Component data from apps and pages
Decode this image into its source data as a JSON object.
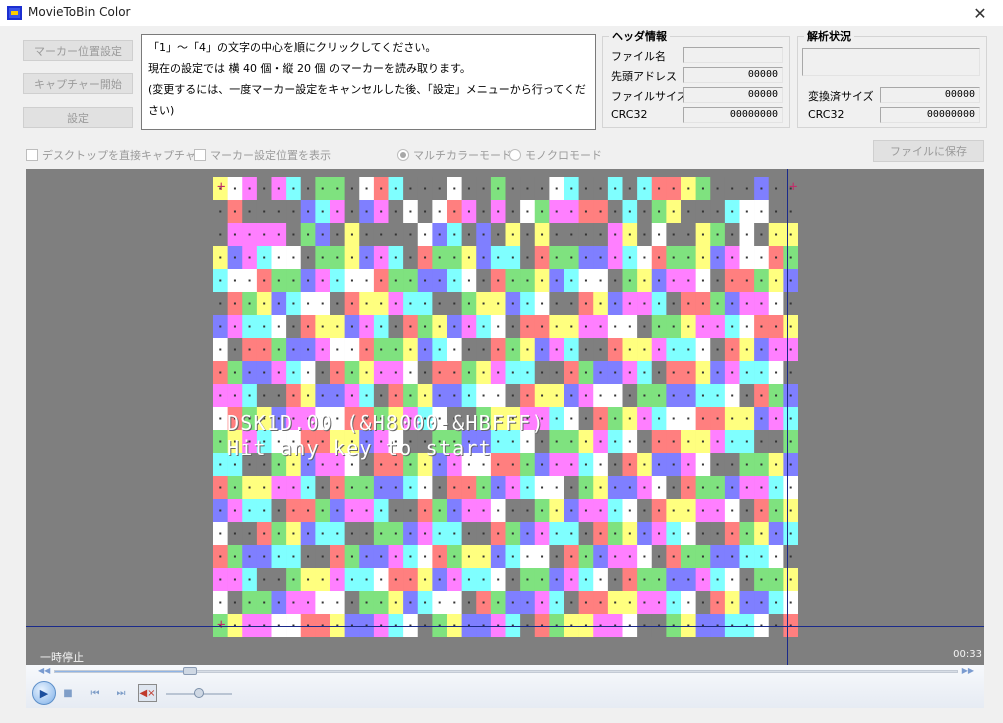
{
  "window": {
    "title": "MovieToBin Color"
  },
  "buttons": {
    "marker_setup": "マーカー位置設定",
    "capture_start": "キャプチャー開始",
    "settings": "設定",
    "save_file": "ファイルに保存"
  },
  "instructions": [
    "「1」～「4」の文字の中心を順にクリックしてください。",
    "現在の設定では 横 40 個・縦 20 個 のマーカーを読み取ります。",
    "(変更するには、一度マーカー設定をキャンセルした後、「設定」メニューから行ってください)"
  ],
  "header_info": {
    "title": "ヘッダ情報",
    "rows": [
      {
        "label": "ファイル名",
        "value": ""
      },
      {
        "label": "先頭アドレス",
        "value": "00000"
      },
      {
        "label": "ファイルサイズ",
        "value": "00000"
      },
      {
        "label": "CRC32",
        "value": "00000000"
      }
    ]
  },
  "analysis": {
    "title": "解析状況",
    "status": "",
    "rows": [
      {
        "label": "変換済サイズ",
        "value": "00000"
      },
      {
        "label": "CRC32",
        "value": "00000000"
      }
    ]
  },
  "options": {
    "desktop_capture": "デスクトップを直接キャプチャー",
    "show_marker_pos": "マーカー設定位置を表示",
    "multicolor_mode": "マルチカラーモード",
    "mono_mode": "モノクロモード",
    "multicolor_selected": true
  },
  "video": {
    "screen_line1": "DSK1D.00 (&H8000-&HBFFF)",
    "screen_line2": "Hit any key to start",
    "status": "一時停止",
    "time": "00:33",
    "seek_progress": 0.15,
    "volume": 0.5
  },
  "colors": {
    "palette": [
      "#ff7f7f",
      "#7fe27f",
      "#ffff7f",
      "#7f7fff",
      "#ff7fff",
      "#7fffff",
      "#ffffff",
      "#7f7f7f"
    ],
    "video_bg": "#7f7f7f",
    "crosshair": "#1a2a8a"
  },
  "icons": {
    "app": "app-icon",
    "close": "close-icon",
    "play": "play-icon",
    "stop": "stop-icon",
    "prev": "prev-icon",
    "next": "next-icon",
    "mute": "mute-icon"
  }
}
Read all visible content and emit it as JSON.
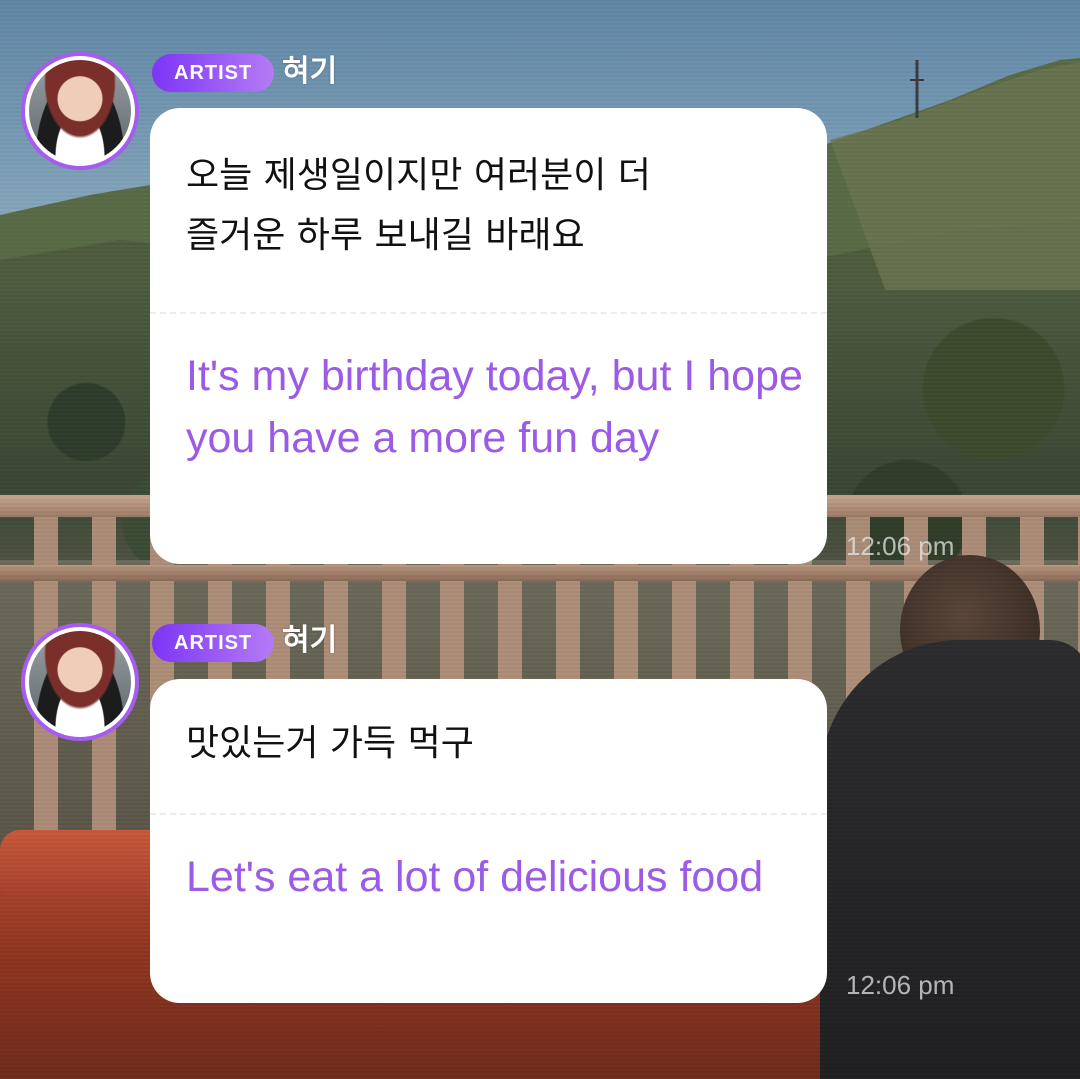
{
  "messages": [
    {
      "badge": "ARTIST",
      "author": "혀기",
      "original": "오늘 제생일이지만 여러분이 더\n즐거운 하루 보내길 바래요",
      "translation": "It's my birthday today, but I hope you have a more fun day",
      "time": "12:06 pm"
    },
    {
      "badge": "ARTIST",
      "author": "혀기",
      "original": "맛있는거 가득 먹구",
      "translation": "Let's eat a lot of delicious food",
      "time": "12:06 pm"
    }
  ],
  "colors": {
    "badge_start": "#7d35f5",
    "badge_end": "#b57bf5",
    "avatar_ring": "#a65cf0",
    "translation_text": "#9b5be6",
    "bubble_bg": "#ffffff"
  },
  "icons": {
    "avatar": "profile-photo"
  }
}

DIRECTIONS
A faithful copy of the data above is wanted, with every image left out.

RESPONSE BOX
Decode this image into its source data as a JSON object.
{
  "window": {
    "title": "MovieToBin Color"
  },
  "buttons": {
    "marker_setup": "マーカー位置設定",
    "capture_start": "キャプチャー開始",
    "settings": "設定",
    "save_file": "ファイルに保存"
  },
  "instructions": [
    "「1」～「4」の文字の中心を順にクリックしてください。",
    "現在の設定では 横 40 個・縦 20 個 のマーカーを読み取ります。",
    "(変更するには、一度マーカー設定をキャンセルした後、「設定」メニューから行ってください)"
  ],
  "header_info": {
    "title": "ヘッダ情報",
    "rows": [
      {
        "label": "ファイル名",
        "value": ""
      },
      {
        "label": "先頭アドレス",
        "value": "00000"
      },
      {
        "label": "ファイルサイズ",
        "value": "00000"
      },
      {
        "label": "CRC32",
        "value": "00000000"
      }
    ]
  },
  "analysis": {
    "title": "解析状況",
    "status": "",
    "rows": [
      {
        "label": "変換済サイズ",
        "value": "00000"
      },
      {
        "label": "CRC32",
        "value": "00000000"
      }
    ]
  },
  "options": {
    "desktop_capture": "デスクトップを直接キャプチャー",
    "show_marker_pos": "マーカー設定位置を表示",
    "multicolor_mode": "マルチカラーモード",
    "mono_mode": "モノクロモード",
    "multicolor_selected": true
  },
  "video": {
    "screen_line1": "DSK1D.00 (&H8000-&HBFFF)",
    "screen_line2": "Hit any key to start",
    "status": "一時停止",
    "time": "00:33",
    "seek_progress": 0.15,
    "volume": 0.5
  },
  "colors": {
    "palette": [
      "#ff7f7f",
      "#7fe27f",
      "#ffff7f",
      "#7f7fff",
      "#ff7fff",
      "#7fffff",
      "#ffffff",
      "#7f7f7f"
    ],
    "video_bg": "#7f7f7f",
    "crosshair": "#1a2a8a"
  },
  "icons": {
    "app": "app-icon",
    "close": "close-icon",
    "play": "play-icon",
    "stop": "stop-icon",
    "prev": "prev-icon",
    "next": "next-icon",
    "mute": "mute-icon"
  }
}
Read all visible content and emit it as JSON.
{
  "messages": [
    {
      "badge": "ARTIST",
      "author": "혀기",
      "original": "오늘 제생일이지만 여러분이 더\n즐거운 하루 보내길 바래요",
      "translation": "It's my birthday today, but I hope you have a more fun day",
      "time": "12:06 pm"
    },
    {
      "badge": "ARTIST",
      "author": "혀기",
      "original": "맛있는거 가득 먹구",
      "translation": "Let's eat a lot of delicious food",
      "time": "12:06 pm"
    }
  ],
  "colors": {
    "badge_start": "#7d35f5",
    "badge_end": "#b57bf5",
    "avatar_ring": "#a65cf0",
    "translation_text": "#9b5be6",
    "bubble_bg": "#ffffff"
  },
  "icons": {
    "avatar": "profile-photo"
  }
}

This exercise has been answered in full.